Like much of New England, Weston has trended strongly Democratic on the federal level in recent years. Weston supported Ronald Reagan in 1980 and 1984, as well as George H.W. Bush in 1988, against home state Governor Mike Dukakis for president of the United States. However, it supported Bill Clinton in 1992, and has supported the Democratic candidate in every election since then, including Barack Obama over Mitt Romney, and Hillary Clinton over Donald Trump.
Weston is located entirely within Massachusetts's 5th congressional district.
Weston is represented in the Massachusetts Senate by Michael J. Barrett (D).
Massachusetts is represented in the United States Senate by senior Senator Elizabeth Warren and junior Senator Ed Markey.

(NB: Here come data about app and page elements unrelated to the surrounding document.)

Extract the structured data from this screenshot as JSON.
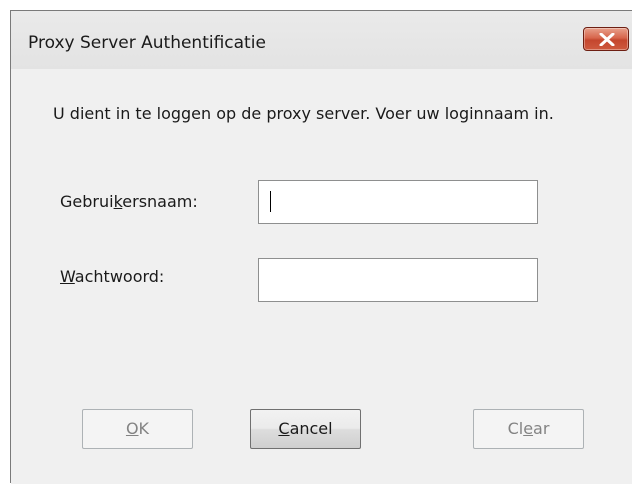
{
  "window": {
    "title": "Proxy Server Authentificatie",
    "close_symbol": "×"
  },
  "dialog": {
    "message": "U dient in te loggen op de proxy server. Voer uw loginnaam in.",
    "username": {
      "label_before": "Gebrui",
      "label_accel": "k",
      "label_after": "ersnaam:",
      "value": ""
    },
    "password": {
      "label_accel": "W",
      "label_after": "achtwoord:",
      "value": ""
    }
  },
  "buttons": {
    "ok": {
      "accel": "O",
      "rest": "K",
      "enabled": false
    },
    "cancel": {
      "accel": "C",
      "rest": "ancel",
      "enabled": true
    },
    "clear": {
      "before": "Cl",
      "accel": "e",
      "rest": "ar",
      "enabled": false
    }
  },
  "icons": {
    "close": "close-icon"
  },
  "colors": {
    "close_button": "#c4462e",
    "dialog_background": "#f0f0f0",
    "disabled_text": "#838383"
  }
}
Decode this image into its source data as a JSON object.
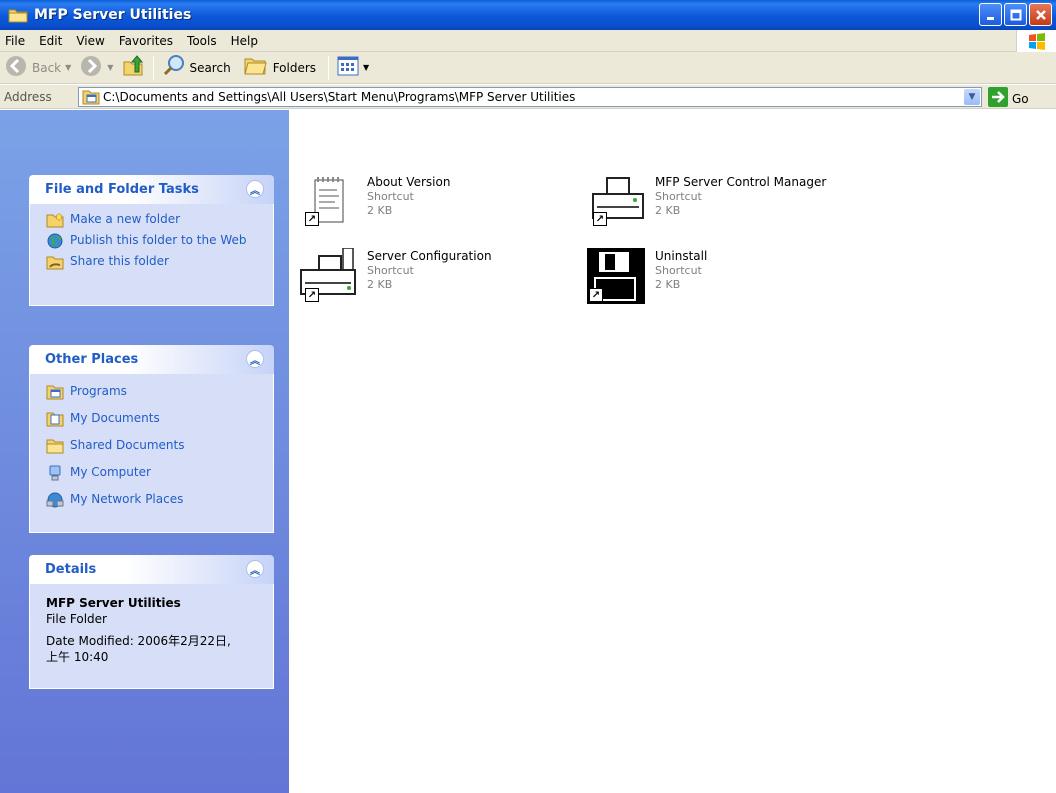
{
  "window": {
    "title": "MFP Server Utilities"
  },
  "menu": [
    "File",
    "Edit",
    "View",
    "Favorites",
    "Tools",
    "Help"
  ],
  "toolbar": {
    "back": "Back",
    "search": "Search",
    "folders": "Folders"
  },
  "address": {
    "label": "Address",
    "path": "C:\\Documents and Settings\\All Users\\Start Menu\\Programs\\MFP Server Utilities",
    "go": "Go"
  },
  "panels": {
    "tasks": {
      "title": "File and Folder Tasks",
      "items": [
        "Make a new folder",
        "Publish this folder to the Web",
        "Share this folder"
      ]
    },
    "places": {
      "title": "Other Places",
      "items": [
        "Programs",
        "My Documents",
        "Shared Documents",
        "My Computer",
        "My Network Places"
      ]
    },
    "details": {
      "title": "Details",
      "name": "MFP Server Utilities",
      "type": "File Folder",
      "modified_1": "Date Modified: 2006年2月22日,",
      "modified_2": "上午 10:40"
    }
  },
  "files": [
    {
      "name": "About Version",
      "type": "Shortcut",
      "size": "2 KB",
      "icon": "notepad-icon"
    },
    {
      "name": "MFP Server Control Manager",
      "type": "Shortcut",
      "size": "2 KB",
      "icon": "printer-icon"
    },
    {
      "name": "Server Configuration",
      "type": "Shortcut",
      "size": "2 KB",
      "icon": "printer-icon"
    },
    {
      "name": "Uninstall",
      "type": "Shortcut",
      "size": "2 KB",
      "icon": "floppy-icon"
    }
  ],
  "colors": {
    "title_bar": "#0a58d8",
    "pane_link": "#215dc6",
    "left_pane": "#7ba2e7"
  }
}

Weston Public Schools operates five schools:
Districtwide enrollment in October 2017 was 2,104 students. Among all Weston residents eligible to pursue elementary and secondary education in 2017, 76 percent were WPS students, 22 percent were students at private schools, and 2 percent were home schooled or attended other institutions. WPS has participated in the METCO program since 1967.
According to the 2010 U.S. Census, 79 percent of Weston's population over 25 years possesses a bachelor's degree, the third highest percentage among Massachusetts towns, following Carlisle and Sherborn.

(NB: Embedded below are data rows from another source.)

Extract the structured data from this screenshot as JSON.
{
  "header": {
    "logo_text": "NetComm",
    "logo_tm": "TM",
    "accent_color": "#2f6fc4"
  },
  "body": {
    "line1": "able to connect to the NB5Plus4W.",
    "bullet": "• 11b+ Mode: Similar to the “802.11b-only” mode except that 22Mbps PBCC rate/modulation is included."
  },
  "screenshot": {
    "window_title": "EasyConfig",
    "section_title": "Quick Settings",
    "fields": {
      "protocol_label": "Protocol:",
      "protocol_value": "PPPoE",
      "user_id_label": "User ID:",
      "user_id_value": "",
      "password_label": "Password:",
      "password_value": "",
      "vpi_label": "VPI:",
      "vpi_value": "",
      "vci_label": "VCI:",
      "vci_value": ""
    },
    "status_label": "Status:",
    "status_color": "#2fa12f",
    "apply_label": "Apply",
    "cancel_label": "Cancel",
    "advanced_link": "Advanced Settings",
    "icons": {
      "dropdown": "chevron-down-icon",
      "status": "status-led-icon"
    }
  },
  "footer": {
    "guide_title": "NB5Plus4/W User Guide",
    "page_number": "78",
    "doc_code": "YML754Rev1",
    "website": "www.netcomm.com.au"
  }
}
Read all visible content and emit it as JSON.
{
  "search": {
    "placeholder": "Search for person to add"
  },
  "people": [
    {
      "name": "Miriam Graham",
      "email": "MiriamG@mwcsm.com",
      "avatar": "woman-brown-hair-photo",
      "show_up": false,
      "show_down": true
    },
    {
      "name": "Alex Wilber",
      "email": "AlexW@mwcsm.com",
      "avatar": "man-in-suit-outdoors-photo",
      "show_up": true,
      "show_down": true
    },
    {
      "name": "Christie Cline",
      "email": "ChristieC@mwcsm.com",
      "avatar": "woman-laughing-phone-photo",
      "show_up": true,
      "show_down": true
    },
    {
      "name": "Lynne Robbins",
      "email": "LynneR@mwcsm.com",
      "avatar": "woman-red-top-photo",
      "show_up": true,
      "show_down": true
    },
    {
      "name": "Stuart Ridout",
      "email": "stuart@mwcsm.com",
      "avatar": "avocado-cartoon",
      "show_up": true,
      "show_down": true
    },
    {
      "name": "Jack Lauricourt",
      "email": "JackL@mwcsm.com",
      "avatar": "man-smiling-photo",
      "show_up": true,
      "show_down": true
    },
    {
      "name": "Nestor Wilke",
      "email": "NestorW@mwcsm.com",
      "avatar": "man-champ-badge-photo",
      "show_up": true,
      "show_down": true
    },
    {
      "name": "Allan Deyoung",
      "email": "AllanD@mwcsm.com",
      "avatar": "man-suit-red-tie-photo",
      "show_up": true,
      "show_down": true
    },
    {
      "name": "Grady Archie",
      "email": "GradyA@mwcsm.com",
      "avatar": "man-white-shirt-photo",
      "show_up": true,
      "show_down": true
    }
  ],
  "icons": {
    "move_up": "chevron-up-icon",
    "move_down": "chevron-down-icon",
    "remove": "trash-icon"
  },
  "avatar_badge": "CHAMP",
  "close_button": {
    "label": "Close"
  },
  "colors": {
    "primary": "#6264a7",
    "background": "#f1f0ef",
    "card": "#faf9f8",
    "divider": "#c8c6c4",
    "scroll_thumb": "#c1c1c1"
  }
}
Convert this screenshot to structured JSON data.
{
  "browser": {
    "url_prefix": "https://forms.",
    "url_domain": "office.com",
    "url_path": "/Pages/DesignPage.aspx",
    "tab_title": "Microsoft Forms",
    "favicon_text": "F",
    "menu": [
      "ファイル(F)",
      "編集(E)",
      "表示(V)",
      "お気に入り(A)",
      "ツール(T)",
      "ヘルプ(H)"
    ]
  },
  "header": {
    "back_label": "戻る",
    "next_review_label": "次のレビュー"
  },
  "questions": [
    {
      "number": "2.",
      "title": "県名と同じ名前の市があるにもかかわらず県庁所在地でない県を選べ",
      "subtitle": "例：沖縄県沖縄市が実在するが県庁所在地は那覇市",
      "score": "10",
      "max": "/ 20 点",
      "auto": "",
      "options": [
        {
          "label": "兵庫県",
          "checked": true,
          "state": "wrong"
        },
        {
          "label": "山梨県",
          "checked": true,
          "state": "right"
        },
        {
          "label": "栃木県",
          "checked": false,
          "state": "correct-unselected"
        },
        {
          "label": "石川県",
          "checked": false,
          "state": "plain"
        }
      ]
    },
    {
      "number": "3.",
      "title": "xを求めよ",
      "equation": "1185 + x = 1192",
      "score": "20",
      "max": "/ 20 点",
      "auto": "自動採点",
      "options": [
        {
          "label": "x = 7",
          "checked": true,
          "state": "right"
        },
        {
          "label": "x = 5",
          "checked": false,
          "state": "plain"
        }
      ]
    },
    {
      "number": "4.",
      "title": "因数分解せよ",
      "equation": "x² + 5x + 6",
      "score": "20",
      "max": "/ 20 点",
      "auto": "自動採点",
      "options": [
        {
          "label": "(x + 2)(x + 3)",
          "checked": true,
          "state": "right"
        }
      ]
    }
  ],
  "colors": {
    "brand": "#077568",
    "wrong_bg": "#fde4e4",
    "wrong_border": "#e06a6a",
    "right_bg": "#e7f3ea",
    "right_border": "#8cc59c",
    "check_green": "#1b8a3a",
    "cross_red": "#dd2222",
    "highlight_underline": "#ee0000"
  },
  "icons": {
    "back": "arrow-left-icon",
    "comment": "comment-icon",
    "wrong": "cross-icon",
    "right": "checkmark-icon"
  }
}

The Massachusetts Turnpike (Interstate 90) traverses Weston in an east-to-west direction in the southern portion of town. The shared highway routes of Interstate 95 and Massachusetts State Route 128 pass in a north-to-south direction on the town's eastern edge. The intersection of the Massachusetts Turnpike and Route 128 is located in southeastern Weston.

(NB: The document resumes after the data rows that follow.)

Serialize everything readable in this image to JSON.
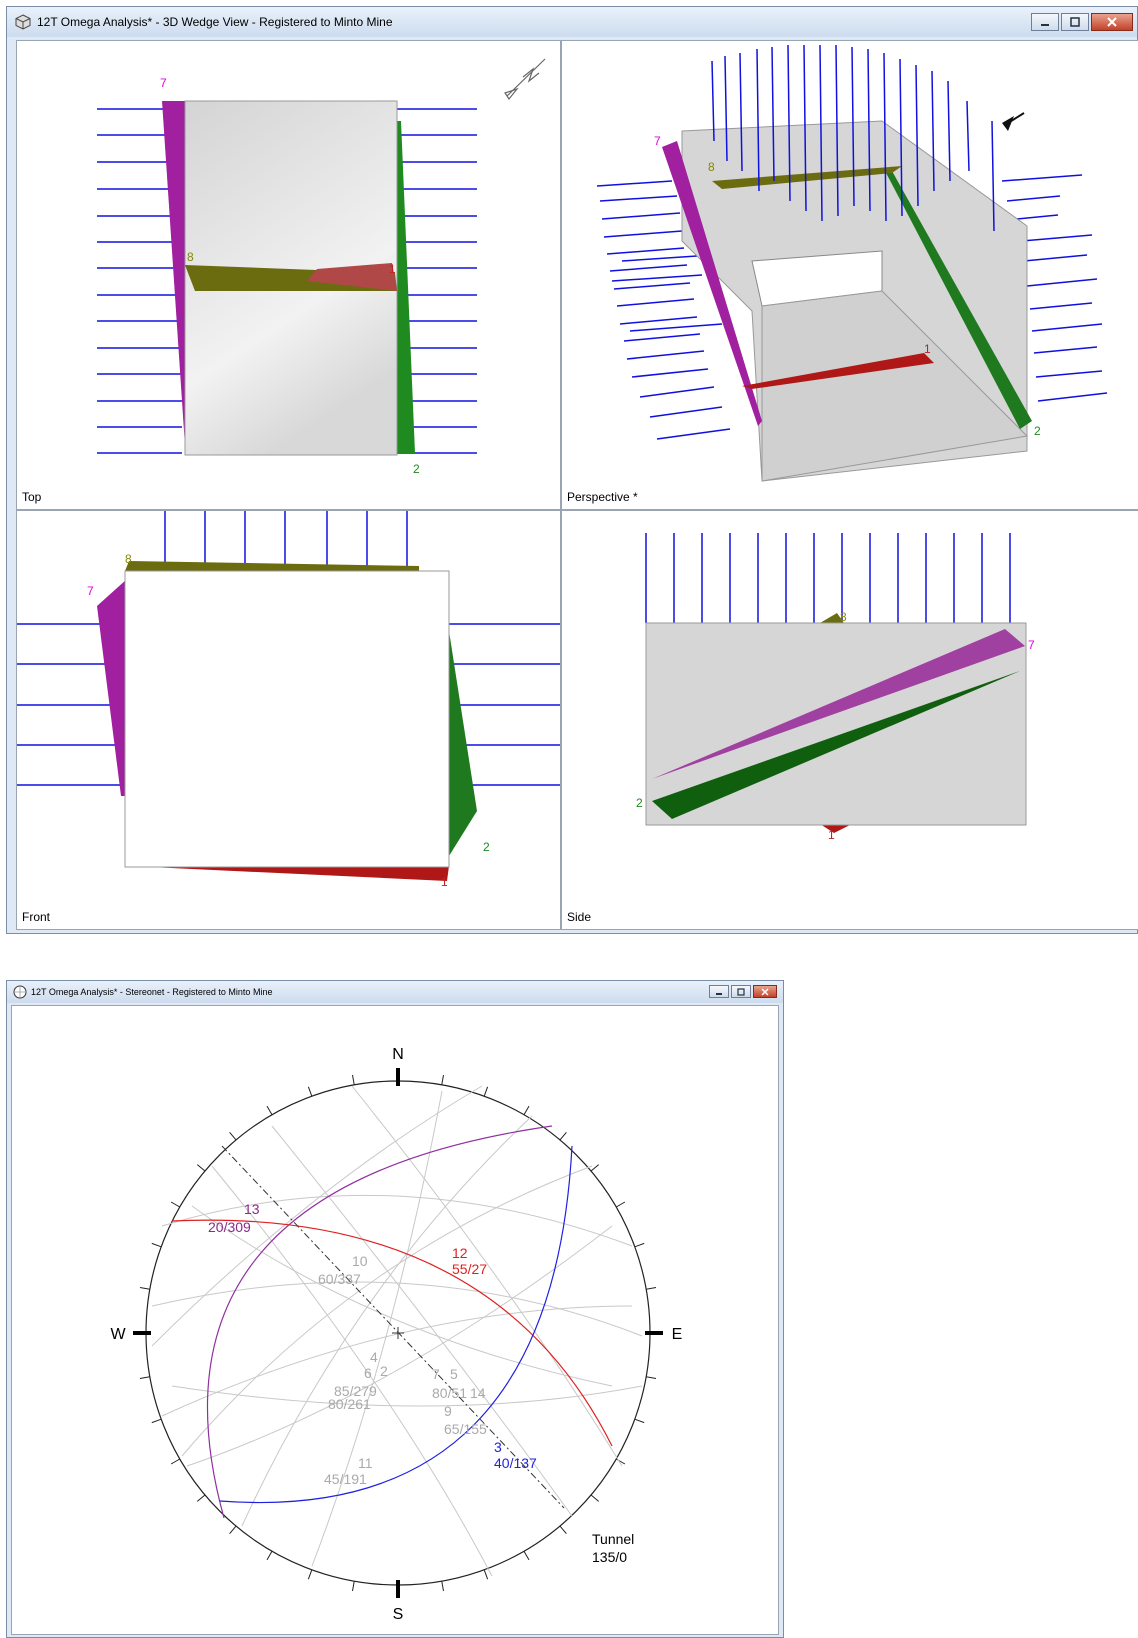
{
  "wedge_window": {
    "title": "12T Omega Analysis* - 3D Wedge View - Registered to Minto Mine",
    "views": {
      "top": "Top",
      "perspective": "Perspective *",
      "front": "Front",
      "side": "Side"
    },
    "wedge_labels": {
      "w7": "7",
      "w8": "8",
      "w1": "1",
      "w2": "2"
    },
    "colors": {
      "purple": "#a020a0",
      "green": "#1f8a1f",
      "red": "#b01818",
      "olive": "#6b6b10",
      "blue": "#0000e0"
    }
  },
  "stereonet_window": {
    "title": "12T Omega Analysis* - Stereonet - Registered to Minto Mine",
    "compass": {
      "n": "N",
      "s": "S",
      "e": "E",
      "w": "W"
    },
    "labels": {
      "l13_id": "13",
      "l13_val": "20/309",
      "l12_id": "12",
      "l12_val": "55/27",
      "l10_id": "10",
      "l10_val": "60/337",
      "l3_id": "3",
      "l3_val": "40/137",
      "l11_id": "11",
      "l11_val": "45/191",
      "l4": "4",
      "l6": "6",
      "l2": "2",
      "l85": "85/279",
      "l80a": "80/261",
      "l7": "7",
      "l5": "5",
      "l80b": "80/51",
      "l14": "14",
      "l9": "9",
      "l65": "65/155",
      "tunnel": "Tunnel",
      "tunnel_val": "135/0"
    }
  }
}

Several local state highways – U.S. Highway Route 20 (Boston Post Road), Massachusetts State Route 30 (South Avenue), and Massachusetts State Route 117 (North Avenue) – also travel east and west through the town in addition to the Massachusetts Turnpike.
As for public transportation, Weston is conveniently served by Kendal Green Station on the MBTA's Fitchburg Commuter Rail Line. Inbound trips from Kendal Green to Boston's North Station terminus take approximately 37 minutes, while outbound service to Wachusett Station in the city of Fitchburg takes approximately 1 hour 12 minutes. The town of Weston previously had two other MBTA Commuter Rail stations – Silver Hill and Hastings – but both train stations were eliminated from regular service in April 2021 following previous years of low ridership and a drastic change in travel patterns associated with the COVID-19 pandemic.
The eastern border of Weston (immediately adjacent to the Route 128 highway) comes within one mile of more frequent MBTA transit operations. Riverside Station – a park-and-ride facility which serves the Green Line “D” Branch in the neighboring city of Newton – offers service to Downtown Boston and its northern terminus at Union Square in Somerville at intervals of 6 to 12 minutes due to its classification as a rapid transit service as opposed to commuter train service. The station is close enough that Weston residents living in the southeastern part of town can easily reach Riverside Station by car in roughly five minutes or arrive via bicycle in 13 minutes. Also just across the eastern border of Weston in the neighboring city of Waltham lies the beginning of MBTA Bus Route 70 at two separate terminus points: the Cedarwood bus stop, located at the intersection of U.S. Highway Route 20 and Cedarwood Avenue with limited rush hour-only bus service; and the Market Place Drive bus stop, located near the intersection of Massachusetts State Route 117 and Stow Street offering more frequent bus departures seven days a week. Inbound MBTA Bus Route 70 service travels from either Cedarwood or Market Place Drive to Central Square in Cambridge to connect with the MBTA Red Line.
Another local bus route – MBTA Bus Route 558 – technically crosses the border into Weston. Unfortunately, no bus stops for this route are located within Weston as its only purpose of entering the town is to gain immediate access to the Route 128 highway for a short express trip to Riverside Station. Service on Bus Route 558 currently travels from Riverside to Newton Corner on weekdays only.